So over the last couple weeks, I’ve been talking to VCs and founders who have and haven’t taken VC to learn whether it makes sense for Kinopio. I don’t think it does.
I’m open to the idea of selling ~5-10% equity in Kinopio for 💰 to live a smoother life right now. But the relatively-easy money of VCs has a cost – once you get on the VC ferris wheel 🎡, the primary goal of a business changes:
Before “lets make a great product and sell it to people who love it”
After 🎡 “we need fast growth to raise ever-higher rounds of investment until the company gets acquired, so I never have to work again”
This really clicked for me during a chat with someone who recently took VC:
I like what I’m building, and if it dies it’ll be a shame. But it won’t kill me like it’s killing my baby that I would’ve loved to work on for the next 10+ yrs.
Maybe that’s the healthy approach, almost certainly the smart one – but it’s not mine. I want to work on Kinopio for at least a lifetime.
Built to Die, and Secretive About It
Funding models explain why it’s so hard to rely on software services long-term. Not because of technical problems like crashes, but because they’re often built to die.
Interesting, cool, and nice-to-use tools and platforms come out all the time. But it’s annoying to invest the time in learning and relying on something new only for it to get acquired and sunset, or become crappy in the 🎡 pursuit of growth-at-all-costs.
I’ve found that the best way to predict whether software is made to die is to look at how it’s funded. What’s the company’s business model? How will they make money?
It seems like more and more people are explicitly or intuitively becoming more aware of this. But it’s still rare for businesses to share how they’re funded. Advice I got from multiple founders is that if you raise VC, wait 2-3 years to announce it.
On the other-hand, it’s also not that common for self-sufficient businesses to share their business model either. Maybe they’re afraid of looking small, or maybe they think that people don’t care.
Kind of Like Farming
Two different kinds of farms can grow vegetables. One is a factory farm built for scale, and the other takes the time to grow more expensive but healthier plants without pesticides.
Will everyone appreciate the difference? Of course not, but the latter plants are labelled ‘organic’ to give us the information and the choice, so that those of us who do care can make better decisions.
So maybe we should have ‘organic’ software as well, made by companies that:
- Are not funded in such a way where the primary obligation of the company is to 🎡 chase funding rounds or get acquired (so bootstrapping, crowdfunding, grants, and angel investment are okay)
- Have a clear pricing page
- Disclose their sources of funding and sources of revenue
And, if you are making organic software, please proudly tell the world because we want to know you’re making something we can rely on.
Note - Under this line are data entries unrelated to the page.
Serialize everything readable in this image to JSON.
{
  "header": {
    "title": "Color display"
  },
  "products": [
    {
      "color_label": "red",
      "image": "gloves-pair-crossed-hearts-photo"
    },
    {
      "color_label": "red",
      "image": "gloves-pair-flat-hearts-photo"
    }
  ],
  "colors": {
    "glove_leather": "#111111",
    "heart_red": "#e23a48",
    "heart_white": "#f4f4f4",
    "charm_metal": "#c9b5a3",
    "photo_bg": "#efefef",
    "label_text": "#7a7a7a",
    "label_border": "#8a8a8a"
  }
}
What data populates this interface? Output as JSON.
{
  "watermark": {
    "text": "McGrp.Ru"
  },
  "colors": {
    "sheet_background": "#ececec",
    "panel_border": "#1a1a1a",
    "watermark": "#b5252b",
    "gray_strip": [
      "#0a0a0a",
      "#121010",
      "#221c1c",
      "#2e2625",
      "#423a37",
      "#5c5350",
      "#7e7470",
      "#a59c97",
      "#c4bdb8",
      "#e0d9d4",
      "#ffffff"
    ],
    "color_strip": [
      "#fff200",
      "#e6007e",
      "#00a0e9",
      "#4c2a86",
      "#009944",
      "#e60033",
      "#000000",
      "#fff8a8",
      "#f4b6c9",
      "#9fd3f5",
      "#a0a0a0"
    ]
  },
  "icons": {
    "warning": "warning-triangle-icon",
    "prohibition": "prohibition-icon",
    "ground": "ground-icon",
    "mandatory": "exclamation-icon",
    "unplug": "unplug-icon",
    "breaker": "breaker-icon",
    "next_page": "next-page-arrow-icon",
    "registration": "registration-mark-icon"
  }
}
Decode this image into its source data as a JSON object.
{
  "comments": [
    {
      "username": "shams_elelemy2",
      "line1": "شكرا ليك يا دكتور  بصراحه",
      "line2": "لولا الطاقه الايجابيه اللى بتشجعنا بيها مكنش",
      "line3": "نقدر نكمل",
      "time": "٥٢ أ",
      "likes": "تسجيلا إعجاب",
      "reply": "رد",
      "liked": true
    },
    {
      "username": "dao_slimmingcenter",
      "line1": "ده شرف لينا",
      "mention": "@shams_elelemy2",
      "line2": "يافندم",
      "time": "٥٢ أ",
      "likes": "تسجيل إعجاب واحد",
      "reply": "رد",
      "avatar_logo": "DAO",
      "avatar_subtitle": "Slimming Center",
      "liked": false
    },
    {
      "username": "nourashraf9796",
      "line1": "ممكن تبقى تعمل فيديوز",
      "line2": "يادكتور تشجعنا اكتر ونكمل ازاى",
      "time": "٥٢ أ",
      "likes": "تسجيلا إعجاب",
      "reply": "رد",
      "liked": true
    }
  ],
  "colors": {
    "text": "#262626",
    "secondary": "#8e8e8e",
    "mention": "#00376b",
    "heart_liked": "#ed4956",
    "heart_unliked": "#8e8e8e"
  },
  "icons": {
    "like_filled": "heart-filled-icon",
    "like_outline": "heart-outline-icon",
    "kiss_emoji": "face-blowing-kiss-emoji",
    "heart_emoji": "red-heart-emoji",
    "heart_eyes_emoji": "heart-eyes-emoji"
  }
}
p.s. I know that software terms like bootstrapped and indie also exist. But these are vaguely defined (is angel investment okay? is having staff okay?), and predominantly speak to founders, instead of to why regular people should care.
p.p.s Thanks to everyone who graciously took the time to talk to me about funding. And special thanks to Aneesha for editing this.